56. Terrestrial globe by G. and L. Valk
Amsterdam, 1715
Gerhard Valk (1652-1726)
Leonard Valk (1675-1746)
wood and papier-mâché covered with printed paper
stand of two gilded putti
diameter 45 cm
[Inv. MdS-97]

The globe’s stand consists of two gilded putti supporting the horizon, attributed to the sculptor Silvestro Giannotti (1680-1750) who, according to Luigi Crespi (op. cit.), is also the author of the fastigium over the large bookcase of the Geographical and Nautical Room, today kept in the Rector’s offices of the University. The compass attached to the stand is missing.
The title of the sphere is as follows:

Universi Orbis Terrarum facies
cum industria ac fide secundum certissimas et novissimas
Praestantissimorum Geographorum Observationes
denuo luci exposita cuique praeterea
Longitudinis ed Latitudinis gradus
Secundum Uranographiam novam,
ac proinde ex rei veritate, sunt iscripti per
Gerhardum et Leonhardum Valk,
Amstelaedami 1715.
cum Privilegio

There is also the following dedication:

Viro amplissima dignitate ac meritorum
splendore conspicuo JOHANNI TRIP.
J.U.D. Reipublicae Amstelaedamensis
Consuli gravissimo, Societatis Indiae
orientalis Moderatori integerrimo,
Toparchae in Berchenroden justissimo etc.
hanc universi ORBIS TERRARUM
faciem ea qua par est reverentia
D.D.D. Gerhardus et Leonhardus Valk.

The Johann Trip the two globes were dedicated to was Burgomaster of Amsterdam in 1707; according to Matteo Fiorini (op. cit.) this suggests the first edition of these globes dates back to 1707.
The sphere is divided into 18 gores, 20° longitude wide, intersected by the equatorial line to make up 36 sectors. Following the example of Mercator and other Flemish and Dutch stereographers it has compass cards of 32 winds with corresponding loxodromic lines.
The globe was carefully restored at the Forlì laboratory of N. Scianna in 1991 - where a radiography of the inside of the globe was also done with the help of Engineer Andrea Cervellati of ENEA - revealing previous restoration work, even of the color.

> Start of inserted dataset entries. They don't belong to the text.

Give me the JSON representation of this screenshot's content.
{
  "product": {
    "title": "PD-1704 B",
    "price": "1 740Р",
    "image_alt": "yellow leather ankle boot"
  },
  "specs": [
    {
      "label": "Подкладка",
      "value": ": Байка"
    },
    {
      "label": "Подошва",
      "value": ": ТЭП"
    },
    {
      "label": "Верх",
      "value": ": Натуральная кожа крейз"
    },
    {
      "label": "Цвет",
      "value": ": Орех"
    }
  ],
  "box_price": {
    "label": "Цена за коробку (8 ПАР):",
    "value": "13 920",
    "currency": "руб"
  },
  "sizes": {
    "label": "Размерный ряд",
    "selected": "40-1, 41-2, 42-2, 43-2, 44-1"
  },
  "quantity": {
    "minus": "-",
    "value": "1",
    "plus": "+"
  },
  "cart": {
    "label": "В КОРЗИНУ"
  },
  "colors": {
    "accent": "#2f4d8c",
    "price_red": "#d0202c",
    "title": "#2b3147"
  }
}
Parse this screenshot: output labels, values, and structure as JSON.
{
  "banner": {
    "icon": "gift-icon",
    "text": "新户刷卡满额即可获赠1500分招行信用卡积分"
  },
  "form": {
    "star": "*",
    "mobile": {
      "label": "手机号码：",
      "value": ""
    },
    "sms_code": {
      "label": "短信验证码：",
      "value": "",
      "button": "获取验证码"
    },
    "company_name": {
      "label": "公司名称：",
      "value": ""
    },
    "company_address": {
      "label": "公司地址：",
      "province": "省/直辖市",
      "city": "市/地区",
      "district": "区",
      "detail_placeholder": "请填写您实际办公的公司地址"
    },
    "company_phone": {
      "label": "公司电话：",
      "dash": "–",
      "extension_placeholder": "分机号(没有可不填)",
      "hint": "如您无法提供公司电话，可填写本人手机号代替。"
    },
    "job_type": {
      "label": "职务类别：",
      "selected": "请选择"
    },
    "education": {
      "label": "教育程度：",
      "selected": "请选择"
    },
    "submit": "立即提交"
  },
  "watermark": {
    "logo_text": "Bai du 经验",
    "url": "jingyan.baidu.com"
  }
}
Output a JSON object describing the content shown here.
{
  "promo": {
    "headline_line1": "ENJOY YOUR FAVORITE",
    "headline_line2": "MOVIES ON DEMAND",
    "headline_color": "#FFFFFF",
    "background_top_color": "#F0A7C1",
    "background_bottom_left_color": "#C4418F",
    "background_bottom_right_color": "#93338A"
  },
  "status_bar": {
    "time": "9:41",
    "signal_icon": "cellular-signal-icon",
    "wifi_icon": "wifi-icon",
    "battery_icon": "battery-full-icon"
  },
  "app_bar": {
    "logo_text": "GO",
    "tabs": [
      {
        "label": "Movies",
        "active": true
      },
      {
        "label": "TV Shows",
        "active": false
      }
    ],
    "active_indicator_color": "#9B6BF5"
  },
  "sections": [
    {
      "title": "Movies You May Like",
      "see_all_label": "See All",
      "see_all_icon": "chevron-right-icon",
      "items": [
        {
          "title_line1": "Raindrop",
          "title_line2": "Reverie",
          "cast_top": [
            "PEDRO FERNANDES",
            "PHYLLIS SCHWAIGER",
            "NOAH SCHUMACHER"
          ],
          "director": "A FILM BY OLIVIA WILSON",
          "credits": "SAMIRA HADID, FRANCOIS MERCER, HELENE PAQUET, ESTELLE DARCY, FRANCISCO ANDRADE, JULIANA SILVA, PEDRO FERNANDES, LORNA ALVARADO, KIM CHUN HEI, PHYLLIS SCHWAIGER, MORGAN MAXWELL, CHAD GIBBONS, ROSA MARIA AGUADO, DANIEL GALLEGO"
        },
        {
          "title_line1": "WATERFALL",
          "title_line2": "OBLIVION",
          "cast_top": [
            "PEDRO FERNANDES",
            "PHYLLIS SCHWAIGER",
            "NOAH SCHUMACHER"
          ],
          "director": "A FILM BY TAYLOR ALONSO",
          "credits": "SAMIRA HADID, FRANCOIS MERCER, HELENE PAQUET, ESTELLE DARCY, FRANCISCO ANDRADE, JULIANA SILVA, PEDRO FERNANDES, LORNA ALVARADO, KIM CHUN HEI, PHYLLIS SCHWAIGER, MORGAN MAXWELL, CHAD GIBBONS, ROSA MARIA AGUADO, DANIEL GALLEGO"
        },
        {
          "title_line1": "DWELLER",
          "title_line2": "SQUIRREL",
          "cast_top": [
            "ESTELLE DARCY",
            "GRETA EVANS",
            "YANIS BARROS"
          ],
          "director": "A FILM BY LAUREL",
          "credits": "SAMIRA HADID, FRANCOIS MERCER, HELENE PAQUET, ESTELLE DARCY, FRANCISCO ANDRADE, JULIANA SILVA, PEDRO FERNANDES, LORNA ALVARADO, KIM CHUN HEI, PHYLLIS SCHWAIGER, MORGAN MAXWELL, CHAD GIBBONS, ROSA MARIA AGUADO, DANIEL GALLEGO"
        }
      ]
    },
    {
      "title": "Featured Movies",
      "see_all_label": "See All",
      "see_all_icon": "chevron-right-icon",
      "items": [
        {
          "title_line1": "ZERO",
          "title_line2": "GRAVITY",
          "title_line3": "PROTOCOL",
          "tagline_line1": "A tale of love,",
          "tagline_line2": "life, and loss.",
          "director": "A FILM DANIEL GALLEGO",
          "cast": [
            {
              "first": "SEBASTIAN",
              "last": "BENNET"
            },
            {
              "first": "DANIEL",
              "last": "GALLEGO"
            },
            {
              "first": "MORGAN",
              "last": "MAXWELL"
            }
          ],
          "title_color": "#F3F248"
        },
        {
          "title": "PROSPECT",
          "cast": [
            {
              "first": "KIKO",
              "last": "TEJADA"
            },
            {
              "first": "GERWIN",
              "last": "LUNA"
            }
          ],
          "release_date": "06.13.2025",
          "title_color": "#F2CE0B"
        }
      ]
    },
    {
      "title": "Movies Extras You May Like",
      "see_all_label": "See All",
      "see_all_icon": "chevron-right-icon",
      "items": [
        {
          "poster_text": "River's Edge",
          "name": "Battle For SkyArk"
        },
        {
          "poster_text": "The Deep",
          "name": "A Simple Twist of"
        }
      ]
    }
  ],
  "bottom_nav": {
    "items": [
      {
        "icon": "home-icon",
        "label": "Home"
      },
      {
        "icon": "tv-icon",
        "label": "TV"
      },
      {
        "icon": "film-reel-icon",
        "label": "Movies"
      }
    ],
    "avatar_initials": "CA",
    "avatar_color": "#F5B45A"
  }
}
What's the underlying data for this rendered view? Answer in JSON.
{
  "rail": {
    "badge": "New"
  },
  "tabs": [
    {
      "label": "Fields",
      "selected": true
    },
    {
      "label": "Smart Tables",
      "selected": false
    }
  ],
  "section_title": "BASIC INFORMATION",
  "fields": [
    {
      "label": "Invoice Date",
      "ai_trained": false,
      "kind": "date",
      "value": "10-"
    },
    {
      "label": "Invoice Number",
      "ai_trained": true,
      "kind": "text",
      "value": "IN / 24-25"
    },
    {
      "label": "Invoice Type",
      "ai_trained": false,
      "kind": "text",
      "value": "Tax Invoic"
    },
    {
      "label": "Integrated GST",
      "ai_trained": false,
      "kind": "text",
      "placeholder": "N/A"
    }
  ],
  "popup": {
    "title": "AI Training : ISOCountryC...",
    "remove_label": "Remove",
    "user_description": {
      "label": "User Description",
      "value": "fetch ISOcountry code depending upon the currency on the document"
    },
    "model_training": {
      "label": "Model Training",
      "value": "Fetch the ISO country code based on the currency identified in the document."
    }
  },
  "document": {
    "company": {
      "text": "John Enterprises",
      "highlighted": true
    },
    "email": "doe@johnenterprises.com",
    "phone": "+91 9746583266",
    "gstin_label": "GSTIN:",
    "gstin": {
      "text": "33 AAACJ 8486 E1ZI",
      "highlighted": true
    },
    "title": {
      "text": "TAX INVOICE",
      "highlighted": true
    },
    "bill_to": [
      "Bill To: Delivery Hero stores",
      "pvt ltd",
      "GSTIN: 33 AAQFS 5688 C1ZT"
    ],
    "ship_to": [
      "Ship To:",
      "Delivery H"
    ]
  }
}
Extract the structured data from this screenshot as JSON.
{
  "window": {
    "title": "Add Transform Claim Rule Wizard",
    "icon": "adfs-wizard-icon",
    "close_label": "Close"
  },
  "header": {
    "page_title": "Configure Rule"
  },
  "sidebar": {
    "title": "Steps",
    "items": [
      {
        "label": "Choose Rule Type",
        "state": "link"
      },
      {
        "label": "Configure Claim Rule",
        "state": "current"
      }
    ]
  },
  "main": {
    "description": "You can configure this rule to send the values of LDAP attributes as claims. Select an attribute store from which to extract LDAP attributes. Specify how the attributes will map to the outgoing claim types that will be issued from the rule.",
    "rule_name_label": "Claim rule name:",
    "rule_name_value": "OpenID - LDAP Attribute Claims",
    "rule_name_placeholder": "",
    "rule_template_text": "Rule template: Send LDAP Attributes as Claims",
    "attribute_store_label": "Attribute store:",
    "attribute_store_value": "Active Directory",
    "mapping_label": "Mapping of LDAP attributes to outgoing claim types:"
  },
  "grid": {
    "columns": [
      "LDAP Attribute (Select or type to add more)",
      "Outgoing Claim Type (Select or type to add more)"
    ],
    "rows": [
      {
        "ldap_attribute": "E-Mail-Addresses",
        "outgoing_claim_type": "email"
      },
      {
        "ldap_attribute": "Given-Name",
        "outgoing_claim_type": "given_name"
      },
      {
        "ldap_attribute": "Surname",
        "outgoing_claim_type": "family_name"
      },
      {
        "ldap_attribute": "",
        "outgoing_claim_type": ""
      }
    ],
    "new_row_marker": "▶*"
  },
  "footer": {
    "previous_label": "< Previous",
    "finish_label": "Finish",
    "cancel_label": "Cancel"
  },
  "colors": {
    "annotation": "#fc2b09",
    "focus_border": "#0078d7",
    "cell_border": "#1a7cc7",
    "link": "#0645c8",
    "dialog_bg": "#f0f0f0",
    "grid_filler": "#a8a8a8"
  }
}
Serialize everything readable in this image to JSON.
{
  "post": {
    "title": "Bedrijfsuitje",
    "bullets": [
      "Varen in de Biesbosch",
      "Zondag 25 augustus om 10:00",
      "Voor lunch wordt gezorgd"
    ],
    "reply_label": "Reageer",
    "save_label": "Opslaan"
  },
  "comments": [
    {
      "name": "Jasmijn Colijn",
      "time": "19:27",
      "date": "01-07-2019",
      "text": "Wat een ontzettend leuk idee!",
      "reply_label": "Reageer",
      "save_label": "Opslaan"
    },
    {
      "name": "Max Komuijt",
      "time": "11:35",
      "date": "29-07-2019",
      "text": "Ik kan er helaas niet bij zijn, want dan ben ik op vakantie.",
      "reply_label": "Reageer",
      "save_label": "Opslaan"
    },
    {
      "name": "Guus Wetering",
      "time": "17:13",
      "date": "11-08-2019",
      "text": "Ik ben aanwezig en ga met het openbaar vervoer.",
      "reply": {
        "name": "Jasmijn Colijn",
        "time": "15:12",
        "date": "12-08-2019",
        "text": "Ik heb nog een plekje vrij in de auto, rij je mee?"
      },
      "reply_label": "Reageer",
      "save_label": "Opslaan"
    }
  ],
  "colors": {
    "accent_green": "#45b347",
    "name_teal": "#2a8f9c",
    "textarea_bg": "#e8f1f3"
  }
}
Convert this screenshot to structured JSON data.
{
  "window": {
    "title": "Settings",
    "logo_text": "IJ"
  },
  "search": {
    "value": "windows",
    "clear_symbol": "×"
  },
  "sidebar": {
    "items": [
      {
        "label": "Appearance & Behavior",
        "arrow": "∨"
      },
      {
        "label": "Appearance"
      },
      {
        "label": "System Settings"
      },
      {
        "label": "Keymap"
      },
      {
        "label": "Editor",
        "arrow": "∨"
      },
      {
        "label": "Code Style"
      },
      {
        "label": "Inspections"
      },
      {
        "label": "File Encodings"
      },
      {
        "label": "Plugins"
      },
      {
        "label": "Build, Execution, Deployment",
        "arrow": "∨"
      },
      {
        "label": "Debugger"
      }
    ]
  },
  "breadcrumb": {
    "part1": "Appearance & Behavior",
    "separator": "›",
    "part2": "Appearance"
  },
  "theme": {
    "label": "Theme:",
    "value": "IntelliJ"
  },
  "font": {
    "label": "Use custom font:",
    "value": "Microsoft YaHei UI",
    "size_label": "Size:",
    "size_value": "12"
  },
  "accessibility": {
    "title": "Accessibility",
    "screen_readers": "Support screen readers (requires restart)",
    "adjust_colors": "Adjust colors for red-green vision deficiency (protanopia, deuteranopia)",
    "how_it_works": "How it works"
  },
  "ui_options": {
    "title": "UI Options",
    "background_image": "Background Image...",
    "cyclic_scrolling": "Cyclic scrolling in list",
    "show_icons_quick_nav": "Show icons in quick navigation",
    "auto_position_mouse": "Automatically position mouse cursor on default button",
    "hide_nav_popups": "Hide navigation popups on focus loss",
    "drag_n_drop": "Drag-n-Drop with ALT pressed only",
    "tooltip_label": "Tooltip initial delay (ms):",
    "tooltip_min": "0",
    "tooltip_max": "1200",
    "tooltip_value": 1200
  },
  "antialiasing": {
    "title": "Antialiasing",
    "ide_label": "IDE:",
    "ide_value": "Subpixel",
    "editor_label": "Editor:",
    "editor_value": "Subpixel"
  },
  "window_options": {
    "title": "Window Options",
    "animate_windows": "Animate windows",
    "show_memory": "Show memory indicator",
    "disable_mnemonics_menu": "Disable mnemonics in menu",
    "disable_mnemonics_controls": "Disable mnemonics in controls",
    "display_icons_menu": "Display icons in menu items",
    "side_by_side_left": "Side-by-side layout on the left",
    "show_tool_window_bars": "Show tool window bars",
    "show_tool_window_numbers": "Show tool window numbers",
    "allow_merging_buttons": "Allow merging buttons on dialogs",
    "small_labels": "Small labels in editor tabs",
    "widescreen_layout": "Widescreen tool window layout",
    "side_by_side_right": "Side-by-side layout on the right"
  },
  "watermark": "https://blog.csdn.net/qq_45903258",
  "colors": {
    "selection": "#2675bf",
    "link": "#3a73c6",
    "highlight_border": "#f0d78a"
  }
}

The putti, on the other hand, were restored by M.G. Gattari from the local Soprintendenza per i Beni Artistici e Storici.

L. Crespi (1769).
F. Farinelli (1979), p. 183.
M. Fiorini (1899), p. 388.